Born Jeanne Elizabeth Crain in Barstow, Calif., she moved to L.A. as a young child and won a number of beauty contests before signing to 20th Century Fox at a salary of $100 a week. She did a few bit parts before starring in the rural drama Home In Indiana. This film about horses and racing made over 4 million dollars, which was a fortune in those days, and the director, Henry Hathaway, wired Fox head Darryl Zanuck and said, "Better raise this girl's salary—she's going to be a star."
Soon Jeanne was making $5,000 a week.
In 1946, Crain married Paul Brinkman and eventually had seven children. One pregnancy even caused her to lose the part of Eve Harrington in the classic All About Eve. She left Fox when her contract expired and continued doing commendable leading lady work for another ten years. But, as her career was always second to her family, she spent the rest of her life being a mother and painting to fulfill her creative needs.
Jeanne Crain died in 2003 at the age of 78.
The essential Jeanne Crain films:
State Fair (1945)
In this musical, Jeanne introduced the Oscar-winning song “It Might As Well Be Spring,” even though her singing voice was dubbed in this and all of her musicals. This smash hit about a family going to the Iowa State Fair co-starred Dana Andrews, Dick Haymes (a ’40s pop singer), and Vivian Blaine, and showcased what Hollywood hoped was the typical American rural family.
The first film Jeanne Crain carried as a star was a smash hit and landed her on the cover of Life magazine for the first time. This study of a high school girl in the 1920s was nostalgia at its best.
Apartment For Peggy (1948)
This comedy about a young married couple trying to get through college with a child on the way and no money was a great change for Jeanne, as she played a feisty newly married woman who saves a professor from suicide and shows him that life is worth living. Co-starring a sexy young William Holden.
A controversial study of a light skinned black girl who returns to the south. Although Fox caught flak for casting a white actress in the role, Jeanne gave a beautifully subtle performance as the girl who finally realizes that passing for white in the north is not what her life is about. This groundbreaking film caused a furor in the south.
People Will Talk (1951)
In this oddity directed by Joseph L. Mankiewicz and co-starring Cary Grant as a progressive doctor with some mysterious secrets, Jeanne played a girl who is pregnant but unmarried. It was a pretty daring story for the Eisenhower era, and it's one of the best films Jeanne ever made. The New Yorker wrote that "her performance is not acting in the traditional sense of the word." I think it’s this critical comment that sums up the charm and realism of Jeanne Crain. She was never actressy and her best performances just radiated from her own personality.

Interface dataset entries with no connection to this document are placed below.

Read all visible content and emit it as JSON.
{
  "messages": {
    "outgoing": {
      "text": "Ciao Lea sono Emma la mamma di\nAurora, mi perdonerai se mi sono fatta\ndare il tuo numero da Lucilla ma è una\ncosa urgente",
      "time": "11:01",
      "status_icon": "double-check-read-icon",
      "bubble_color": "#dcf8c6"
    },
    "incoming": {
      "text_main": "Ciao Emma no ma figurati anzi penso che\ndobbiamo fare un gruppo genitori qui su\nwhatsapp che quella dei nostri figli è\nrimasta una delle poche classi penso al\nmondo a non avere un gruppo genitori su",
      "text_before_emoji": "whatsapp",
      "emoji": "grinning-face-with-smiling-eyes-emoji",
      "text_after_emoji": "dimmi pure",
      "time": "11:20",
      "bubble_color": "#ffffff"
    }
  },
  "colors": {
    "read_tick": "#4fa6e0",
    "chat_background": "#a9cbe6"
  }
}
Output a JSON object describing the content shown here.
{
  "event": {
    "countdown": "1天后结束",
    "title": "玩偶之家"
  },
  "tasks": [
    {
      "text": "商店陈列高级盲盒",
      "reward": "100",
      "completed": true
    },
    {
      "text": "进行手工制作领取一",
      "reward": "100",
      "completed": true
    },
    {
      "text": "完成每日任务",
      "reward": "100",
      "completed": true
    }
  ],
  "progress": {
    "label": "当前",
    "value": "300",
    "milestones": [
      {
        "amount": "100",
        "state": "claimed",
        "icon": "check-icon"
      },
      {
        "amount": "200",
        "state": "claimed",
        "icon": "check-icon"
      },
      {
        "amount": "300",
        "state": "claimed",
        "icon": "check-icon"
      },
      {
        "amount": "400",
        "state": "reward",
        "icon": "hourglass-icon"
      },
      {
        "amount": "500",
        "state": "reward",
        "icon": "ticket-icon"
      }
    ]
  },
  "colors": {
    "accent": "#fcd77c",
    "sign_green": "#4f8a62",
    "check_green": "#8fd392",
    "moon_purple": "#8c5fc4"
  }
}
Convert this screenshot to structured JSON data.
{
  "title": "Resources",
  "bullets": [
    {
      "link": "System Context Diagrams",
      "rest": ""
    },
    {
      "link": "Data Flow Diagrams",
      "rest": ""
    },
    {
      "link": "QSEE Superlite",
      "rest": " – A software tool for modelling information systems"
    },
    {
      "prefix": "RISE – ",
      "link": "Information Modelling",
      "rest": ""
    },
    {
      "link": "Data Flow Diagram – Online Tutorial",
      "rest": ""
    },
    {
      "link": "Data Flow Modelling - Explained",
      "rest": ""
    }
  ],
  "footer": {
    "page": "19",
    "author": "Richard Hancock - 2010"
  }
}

On a personal note, I met Jeanne Crain three times: Once backstage in St. Louis during a summer stock production, once at an Academy screening of Leave Her To Heaven and once at the long gone Cugat's Mexican restaurant in Hollywood. Each time she was gracious and charming and signed everything I had brought. She was a true original and one of the enduring memories of mid-century American Life.